Matching Markets

All markets have two sides (or more), but the two-sidedness of some markets is their distinguishing feature. Economists refer to such markets as matching markets, e.g., Marriage ‘markets’ (one-to-one); university places and students (one-to-many); employers and employees.

Matching markets are characterized by:

  • Search – (customers search for insurers and vice versa), involving cost, time, and inconvenience.
  • Risk – Matching requires at least one side of the market to reveal private, sensitive information and trust between buyers and sellers.
  • Asymmetric information – often requires screening or signaling, or even regulation.
  • Unstable allocations – frequent switching, high switching costs, perverse incentives, etc.

 

Insurance Market Dynamics

A buyers’ valuation of an insurance product increases with an increase in their risk profile. The sellers’ costs = Claims + Tax + Administration + Distribution (‘CAC’). Of these, Claims (expected underwriting loss) and Tax also increase with buyers’ risk type, so overall unit costs do the same.
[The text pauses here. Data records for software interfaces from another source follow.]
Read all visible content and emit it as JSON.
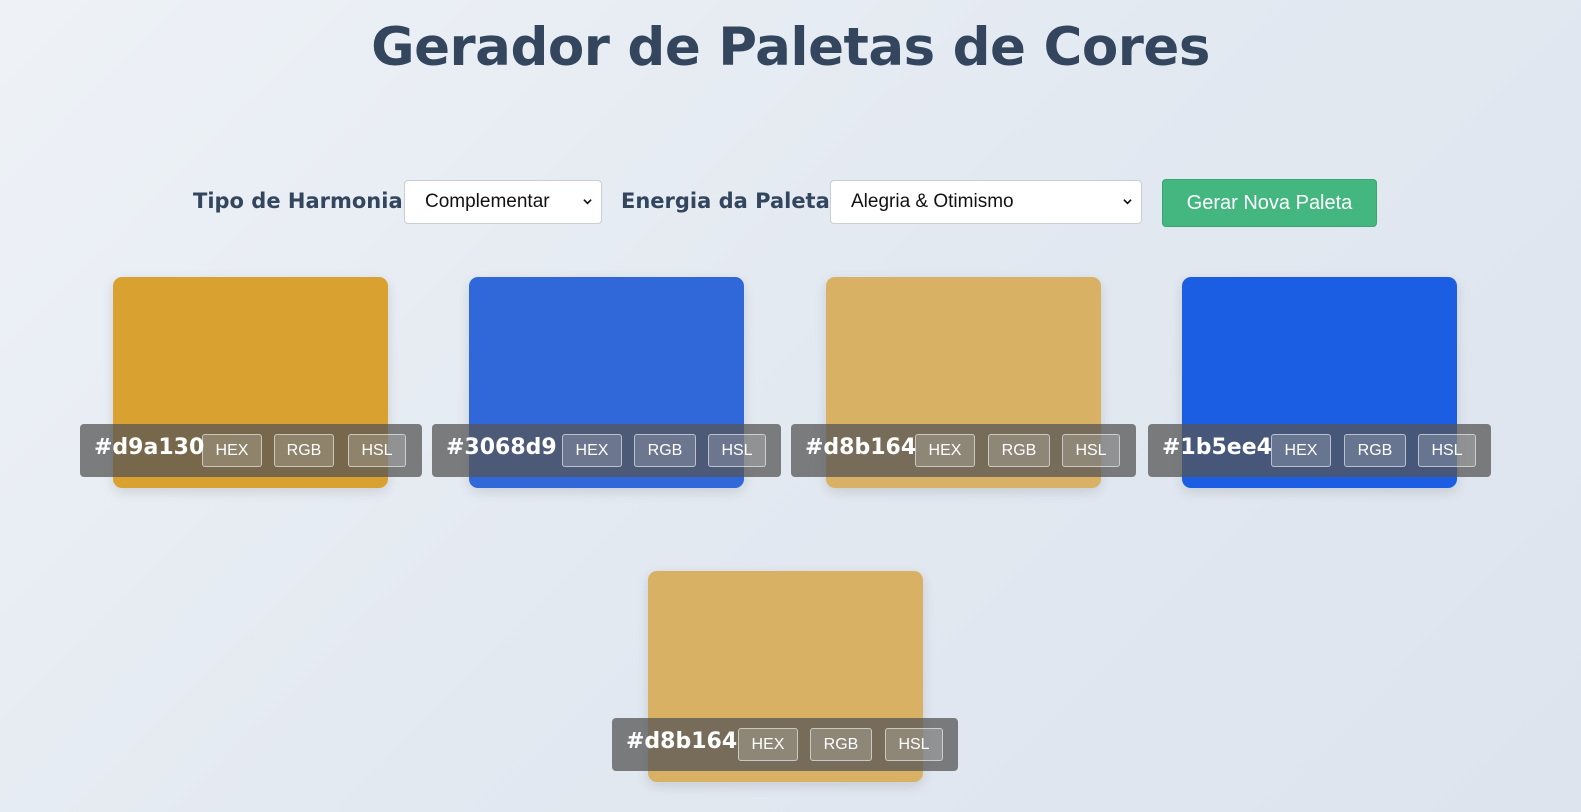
{
  "page": {
    "title": "Gerador de Paletas de Cores"
  },
  "controls": {
    "harmony_label": "Tipo de Harmonia:",
    "harmony_selected": "Complementar",
    "energy_label": "Energia da Paleta:",
    "energy_selected": "Alegria & Otimismo",
    "generate_label": "Gerar Nova Paleta",
    "generate_color": "#43b77f"
  },
  "palette": [
    {
      "hex": "#d9a130",
      "color": "#d9a130",
      "formats": [
        "HEX",
        "RGB",
        "HSL"
      ]
    },
    {
      "hex": "#3068d9",
      "color": "#3068d9",
      "formats": [
        "HEX",
        "RGB",
        "HSL"
      ]
    },
    {
      "hex": "#d8b164",
      "color": "#d8b164",
      "formats": [
        "HEX",
        "RGB",
        "HSL"
      ]
    },
    {
      "hex": "#1b5ee4",
      "color": "#1b5ee4",
      "formats": [
        "HEX",
        "RGB",
        "HSL"
      ]
    },
    {
      "hex": "#d8b164",
      "color": "#d8b164",
      "formats": [
        "HEX",
        "RGB",
        "HSL"
      ]
    }
  ],
  "icons": {
    "select_arrow": "chevron-down-icon"
  },
  "colors": {
    "title": "#33465e",
    "background": "#e3e9f1"
  }
}
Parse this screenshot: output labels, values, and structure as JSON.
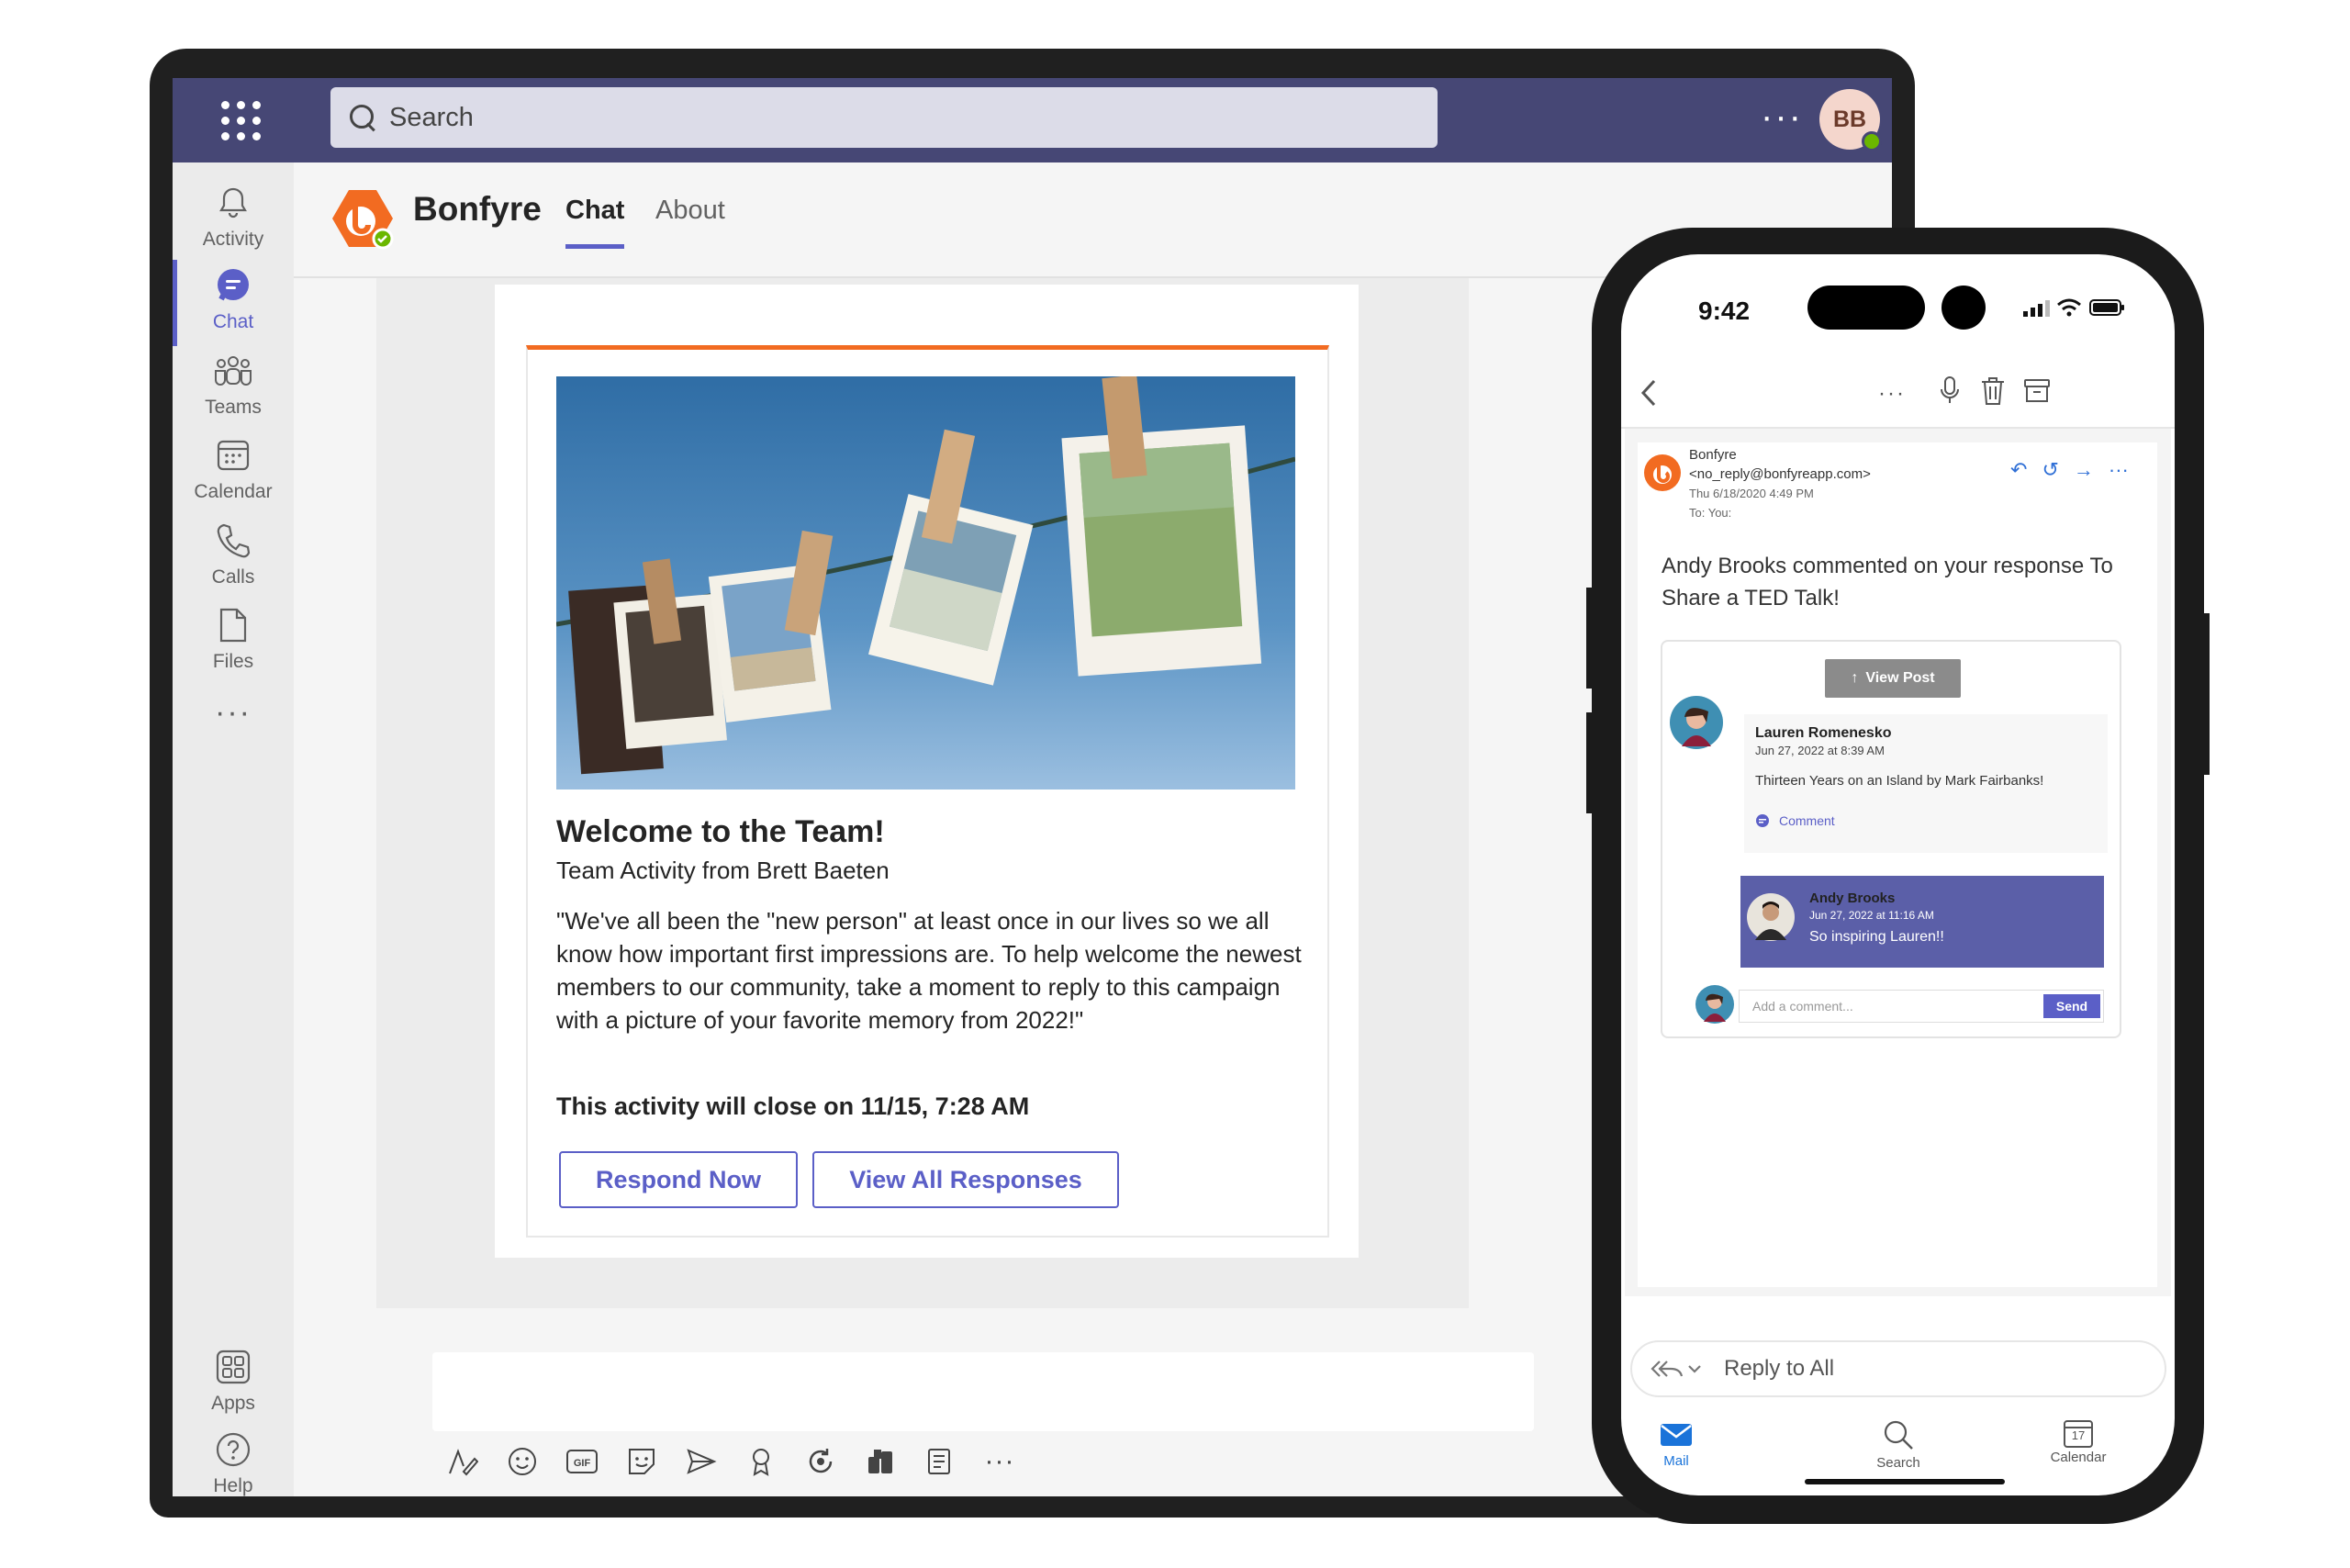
{
  "teams": {
    "search_placeholder": "Search",
    "more_label": "···",
    "user_initials": "BB",
    "rail": [
      {
        "label": "Activity",
        "icon": "bell-icon"
      },
      {
        "label": "Chat",
        "icon": "chat-icon",
        "active": true
      },
      {
        "label": "Teams",
        "icon": "teams-icon"
      },
      {
        "label": "Calendar",
        "icon": "calendar-icon"
      },
      {
        "label": "Calls",
        "icon": "phone-icon"
      },
      {
        "label": "Files",
        "icon": "file-icon"
      },
      {
        "label": "Apps",
        "icon": "apps-icon"
      },
      {
        "label": "Help",
        "icon": "help-icon"
      }
    ],
    "rail_more": "···",
    "app_name": "Bonfyre",
    "tabs": [
      "Chat",
      "About"
    ],
    "card": {
      "title": "Welcome to the Team!",
      "subtitle": "Team Activity from Brett Baeten",
      "body": "\"We've all been the \"new person\" at least once in our lives so we all know how important first impressions are. To help welcome the newest members to our community, take a moment to reply to this campaign with a picture of your favorite memory from 2022!\"",
      "closing": "This activity will close on 11/15, 7:28 AM",
      "respond_label": "Respond Now",
      "view_all_label": "View All Responses"
    },
    "compose_toolbar": [
      "format-icon",
      "emoji-icon",
      "gif-icon",
      "sticker-icon",
      "send-later-icon",
      "praise-icon",
      "loop-icon",
      "approvals-icon",
      "notes-icon",
      "more-icon"
    ],
    "compose_more": "···",
    "accent_color": "#5b5fc7",
    "brand_color": "#f26b21"
  },
  "phone": {
    "time": "9:42",
    "mail": {
      "sender_name": "Bonfyre",
      "sender_email": "<no_reply@bonfyreapp.com>",
      "date": "Thu 6/18/2020 4:49 PM",
      "to": "To:  You:",
      "headline": "Andy Brooks commented on your response To Share a TED Talk!",
      "view_post": "View Post",
      "comment": {
        "author": "Lauren Romenesko",
        "date": "Jun 27, 2022 at 8:39 AM",
        "text": "Thirteen Years on an Island by Mark Fairbanks!",
        "action": "Comment"
      },
      "reply": {
        "author": "Andy Brooks",
        "date": "Jun 27, 2022 at 11:16 AM",
        "text": "So inspiring Lauren!!"
      },
      "add_comment_placeholder": "Add a comment...",
      "send_label": "Send"
    },
    "reply_all": "Reply to All",
    "tabs": [
      {
        "label": "Mail",
        "active": true
      },
      {
        "label": "Search"
      },
      {
        "label": "Calendar"
      }
    ],
    "calendar_day": "17"
  }
}
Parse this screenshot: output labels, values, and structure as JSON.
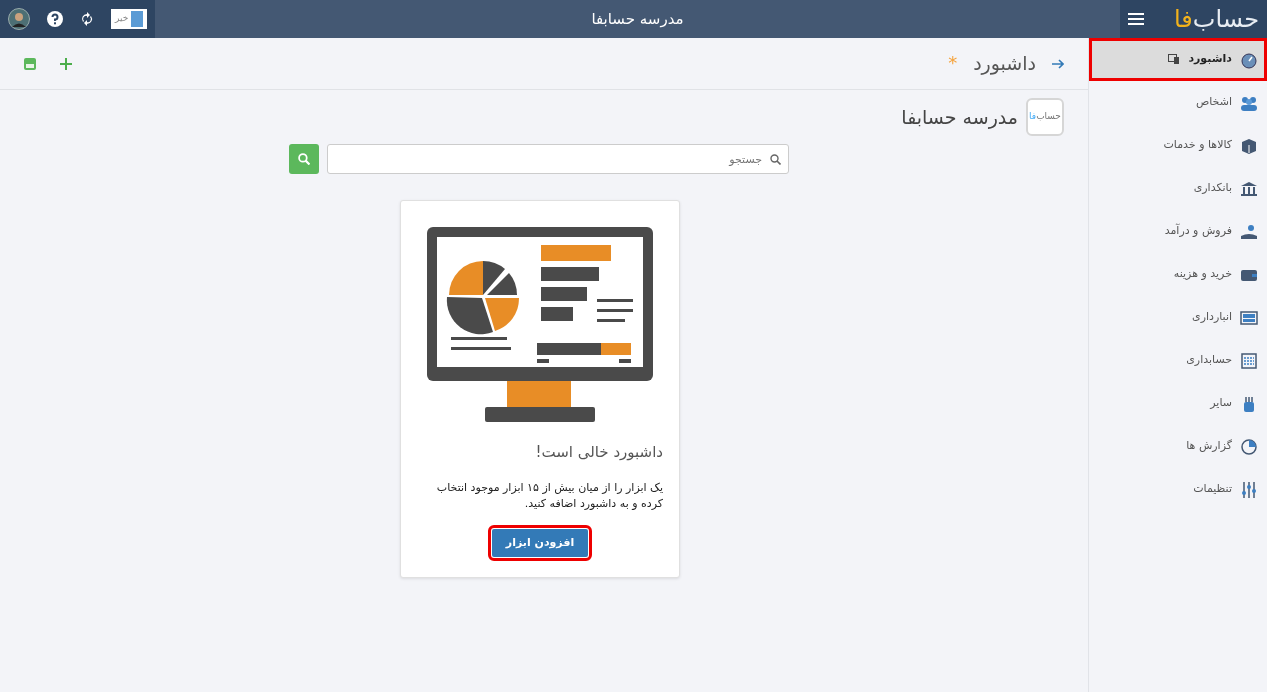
{
  "topbar": {
    "logo": {
      "main": "حساب",
      "accent": "فا"
    },
    "title": "مدرسه حسابفا",
    "user_chip": "خیر"
  },
  "sidebar": {
    "items": [
      {
        "label": "داشبورد",
        "selected": true,
        "highlighted": true
      },
      {
        "label": "اشخاص",
        "selected": false,
        "highlighted": false
      },
      {
        "label": "کالاها و خدمات",
        "selected": false,
        "highlighted": false
      },
      {
        "label": "بانکداری",
        "selected": false,
        "highlighted": false
      },
      {
        "label": "فروش و درآمد",
        "selected": false,
        "highlighted": false
      },
      {
        "label": "خرید و هزینه",
        "selected": false,
        "highlighted": false
      },
      {
        "label": "انبارداری",
        "selected": false,
        "highlighted": false
      },
      {
        "label": "حسابداری",
        "selected": false,
        "highlighted": false
      },
      {
        "label": "سایر",
        "selected": false,
        "highlighted": false
      },
      {
        "label": "گزارش ها",
        "selected": false,
        "highlighted": false
      },
      {
        "label": "تنظیمات",
        "selected": false,
        "highlighted": false
      }
    ]
  },
  "page": {
    "title": "داشبورد",
    "unsaved_mark": "*",
    "business": {
      "logo_text": "حساب",
      "logo_accent": "فا",
      "name": "مدرسه حسابفا"
    },
    "search": {
      "placeholder": "جستجو"
    },
    "empty_card": {
      "heading": "داشبورد خالی است!",
      "text": "یک ابزار را از میان بیش از ۱۵ ابزار موجود انتخاب کرده و به داشبورد اضافه کنید.",
      "button": {
        "label": "افزودن ابزار",
        "highlighted": true
      }
    }
  }
}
Therefore the average cost curve, which reflects the sellers’ costs of production, is downward sloping.

Adverse Selection

The insurance price (PAS) and quantity (QAS) sold are given by the intersection of the demand and average cost curves. Adverse selection occurs because high-risk buyers are selected by traditional insurers’ go-to-market methods, while low-risk people ‘self-insure’ choose not to buy insurance or buy minimal coverage. As a result, the cost of insuring low-risk customers is higher than their willingness to pay; therefore, expected claims from insuring low-risk customers are small – CAC accounts for most of the cost for these customers.

Embedded Insurance

Salty leverages its Embedded Insurance® to generate a frictionless match between the customer and the insurer to reduce customer acquisition costs (CAC). Because of the ability to seamlessly reach all types of customers at the point of purchase, this enables a 78% reduction in CAC. The decrease in cost shifts the supply curve down. Salty adds a pool of lower-risk customers, mitigating adverse selection, lowering underwriting risk, and benefiting high-risk and low-risk customers.

Search Costs

Search costs incurred by customers are estimated to be up to 28% of premium. Customers also incur non-search costs, e.g., psychological costs related to making decisions. Salty can provide customers with the greatest convenience: they don’t need to search for insurance policies by themselves or inform themselves on the market so they can make an effective comparison. By integrating at the point of sale, Salty also maximizes the salience of insurance, increasing the differential between the customer’s valuation of the policy and its cost. Elimination of these customer costs and increasing the salience of coverage shift up the demand curve.

Pricing Advantage

Customers who previously had very low valuations of a policy are now willing to buy insurance. Moreover, with even lower-risk customers joining the pool, the average cost decreases further, driving the price even lower in a virtuous cycle that creates an economic moat.

Plausible Lower Bound